### Records for this task

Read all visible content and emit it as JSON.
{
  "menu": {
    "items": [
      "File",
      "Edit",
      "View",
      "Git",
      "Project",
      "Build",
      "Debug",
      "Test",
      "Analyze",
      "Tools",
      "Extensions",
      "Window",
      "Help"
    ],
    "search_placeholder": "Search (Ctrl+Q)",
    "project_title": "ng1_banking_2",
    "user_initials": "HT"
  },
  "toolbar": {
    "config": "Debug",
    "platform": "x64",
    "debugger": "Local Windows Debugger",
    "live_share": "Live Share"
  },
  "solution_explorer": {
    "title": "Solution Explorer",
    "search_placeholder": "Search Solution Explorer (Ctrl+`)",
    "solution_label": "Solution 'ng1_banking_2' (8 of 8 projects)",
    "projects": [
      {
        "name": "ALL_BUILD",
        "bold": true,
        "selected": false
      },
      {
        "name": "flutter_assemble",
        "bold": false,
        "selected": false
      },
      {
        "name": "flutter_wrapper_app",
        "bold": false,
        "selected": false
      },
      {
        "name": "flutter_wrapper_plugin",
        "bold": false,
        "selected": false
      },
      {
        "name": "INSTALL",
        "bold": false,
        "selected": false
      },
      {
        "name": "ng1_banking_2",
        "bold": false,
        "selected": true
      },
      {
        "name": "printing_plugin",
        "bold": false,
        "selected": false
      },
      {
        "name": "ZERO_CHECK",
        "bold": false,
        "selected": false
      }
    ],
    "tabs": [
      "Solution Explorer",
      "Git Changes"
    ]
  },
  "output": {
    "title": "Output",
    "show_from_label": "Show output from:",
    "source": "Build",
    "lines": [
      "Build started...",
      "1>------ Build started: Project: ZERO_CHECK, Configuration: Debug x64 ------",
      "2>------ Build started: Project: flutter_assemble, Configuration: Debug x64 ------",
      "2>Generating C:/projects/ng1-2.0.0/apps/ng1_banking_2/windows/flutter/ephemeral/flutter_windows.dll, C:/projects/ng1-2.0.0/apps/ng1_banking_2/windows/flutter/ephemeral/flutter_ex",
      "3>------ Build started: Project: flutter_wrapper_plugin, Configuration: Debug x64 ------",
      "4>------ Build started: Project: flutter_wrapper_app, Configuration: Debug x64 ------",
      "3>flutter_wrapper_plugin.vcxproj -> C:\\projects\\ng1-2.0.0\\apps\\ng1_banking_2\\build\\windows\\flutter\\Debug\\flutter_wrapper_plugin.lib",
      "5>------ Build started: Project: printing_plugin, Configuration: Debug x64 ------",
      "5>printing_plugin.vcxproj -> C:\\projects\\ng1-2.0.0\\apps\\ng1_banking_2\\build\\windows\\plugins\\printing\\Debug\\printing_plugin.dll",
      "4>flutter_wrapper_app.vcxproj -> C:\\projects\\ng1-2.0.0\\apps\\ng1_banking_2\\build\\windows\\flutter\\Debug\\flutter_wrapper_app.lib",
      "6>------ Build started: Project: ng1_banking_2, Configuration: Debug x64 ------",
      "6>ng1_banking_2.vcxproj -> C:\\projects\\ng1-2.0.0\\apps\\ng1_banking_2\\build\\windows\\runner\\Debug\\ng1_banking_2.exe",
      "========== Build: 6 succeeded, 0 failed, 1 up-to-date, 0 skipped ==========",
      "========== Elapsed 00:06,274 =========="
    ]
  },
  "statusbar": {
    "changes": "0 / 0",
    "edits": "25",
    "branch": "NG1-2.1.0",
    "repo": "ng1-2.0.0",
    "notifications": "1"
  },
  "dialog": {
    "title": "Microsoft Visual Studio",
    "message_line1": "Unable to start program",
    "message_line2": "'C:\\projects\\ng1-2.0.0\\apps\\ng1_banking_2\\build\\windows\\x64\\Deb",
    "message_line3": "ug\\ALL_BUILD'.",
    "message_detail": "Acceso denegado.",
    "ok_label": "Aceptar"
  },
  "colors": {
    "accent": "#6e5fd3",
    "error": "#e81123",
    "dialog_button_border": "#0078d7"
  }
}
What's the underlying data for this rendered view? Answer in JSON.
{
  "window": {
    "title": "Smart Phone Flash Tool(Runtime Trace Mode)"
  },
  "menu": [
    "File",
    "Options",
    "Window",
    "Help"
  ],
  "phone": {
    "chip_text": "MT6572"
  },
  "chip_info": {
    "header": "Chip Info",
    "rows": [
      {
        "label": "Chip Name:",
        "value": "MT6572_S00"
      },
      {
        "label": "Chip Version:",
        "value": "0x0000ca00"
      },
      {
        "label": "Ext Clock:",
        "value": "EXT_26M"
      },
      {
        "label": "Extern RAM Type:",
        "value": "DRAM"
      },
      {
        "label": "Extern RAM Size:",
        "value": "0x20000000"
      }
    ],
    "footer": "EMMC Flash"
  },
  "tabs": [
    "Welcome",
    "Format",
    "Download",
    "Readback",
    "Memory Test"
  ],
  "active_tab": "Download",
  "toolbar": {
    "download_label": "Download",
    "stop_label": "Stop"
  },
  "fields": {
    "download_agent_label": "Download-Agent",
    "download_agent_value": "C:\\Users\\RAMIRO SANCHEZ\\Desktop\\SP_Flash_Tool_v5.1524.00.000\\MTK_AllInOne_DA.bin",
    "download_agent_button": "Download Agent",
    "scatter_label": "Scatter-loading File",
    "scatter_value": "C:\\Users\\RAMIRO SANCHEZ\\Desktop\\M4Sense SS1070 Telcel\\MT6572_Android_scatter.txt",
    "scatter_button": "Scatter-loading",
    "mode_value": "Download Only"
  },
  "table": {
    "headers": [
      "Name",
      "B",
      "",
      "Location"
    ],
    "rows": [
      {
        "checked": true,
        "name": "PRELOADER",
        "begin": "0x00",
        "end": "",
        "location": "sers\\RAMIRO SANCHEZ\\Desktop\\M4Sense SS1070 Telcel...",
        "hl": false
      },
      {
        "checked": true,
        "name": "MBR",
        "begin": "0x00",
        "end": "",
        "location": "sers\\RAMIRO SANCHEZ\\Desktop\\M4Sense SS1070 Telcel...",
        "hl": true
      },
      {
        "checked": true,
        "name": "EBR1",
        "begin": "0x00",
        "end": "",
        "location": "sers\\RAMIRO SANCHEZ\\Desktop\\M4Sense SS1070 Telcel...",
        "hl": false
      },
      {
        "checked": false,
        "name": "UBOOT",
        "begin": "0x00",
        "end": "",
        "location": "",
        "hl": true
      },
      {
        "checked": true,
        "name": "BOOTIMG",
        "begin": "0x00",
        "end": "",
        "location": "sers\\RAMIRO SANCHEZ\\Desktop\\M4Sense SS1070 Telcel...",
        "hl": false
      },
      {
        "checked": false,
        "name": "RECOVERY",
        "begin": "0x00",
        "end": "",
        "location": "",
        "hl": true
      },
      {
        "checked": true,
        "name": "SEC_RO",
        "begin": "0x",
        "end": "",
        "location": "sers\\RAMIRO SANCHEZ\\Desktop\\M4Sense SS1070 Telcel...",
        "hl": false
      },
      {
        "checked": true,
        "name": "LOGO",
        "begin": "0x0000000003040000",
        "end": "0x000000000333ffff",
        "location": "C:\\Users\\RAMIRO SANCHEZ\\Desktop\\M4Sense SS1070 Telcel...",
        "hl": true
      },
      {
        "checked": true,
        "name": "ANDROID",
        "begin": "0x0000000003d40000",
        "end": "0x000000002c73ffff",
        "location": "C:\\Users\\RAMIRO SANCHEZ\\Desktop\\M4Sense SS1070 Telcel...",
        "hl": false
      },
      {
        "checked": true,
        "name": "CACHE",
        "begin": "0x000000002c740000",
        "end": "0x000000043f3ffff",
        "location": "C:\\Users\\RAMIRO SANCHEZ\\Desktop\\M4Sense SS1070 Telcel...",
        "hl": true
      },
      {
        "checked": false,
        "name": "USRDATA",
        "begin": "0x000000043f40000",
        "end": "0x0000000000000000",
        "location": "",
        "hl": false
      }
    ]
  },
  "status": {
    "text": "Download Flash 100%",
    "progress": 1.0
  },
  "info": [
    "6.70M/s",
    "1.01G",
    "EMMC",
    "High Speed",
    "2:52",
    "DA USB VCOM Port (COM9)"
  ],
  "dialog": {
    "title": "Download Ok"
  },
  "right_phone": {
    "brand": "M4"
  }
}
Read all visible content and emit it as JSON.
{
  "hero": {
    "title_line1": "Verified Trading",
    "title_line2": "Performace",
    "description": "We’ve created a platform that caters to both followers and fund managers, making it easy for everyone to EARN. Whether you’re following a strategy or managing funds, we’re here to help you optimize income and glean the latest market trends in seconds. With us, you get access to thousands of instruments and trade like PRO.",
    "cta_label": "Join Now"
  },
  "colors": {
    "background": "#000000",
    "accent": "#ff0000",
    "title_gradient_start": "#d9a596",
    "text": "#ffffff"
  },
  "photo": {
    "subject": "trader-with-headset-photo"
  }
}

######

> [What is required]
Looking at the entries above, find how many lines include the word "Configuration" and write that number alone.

> [Solution]
6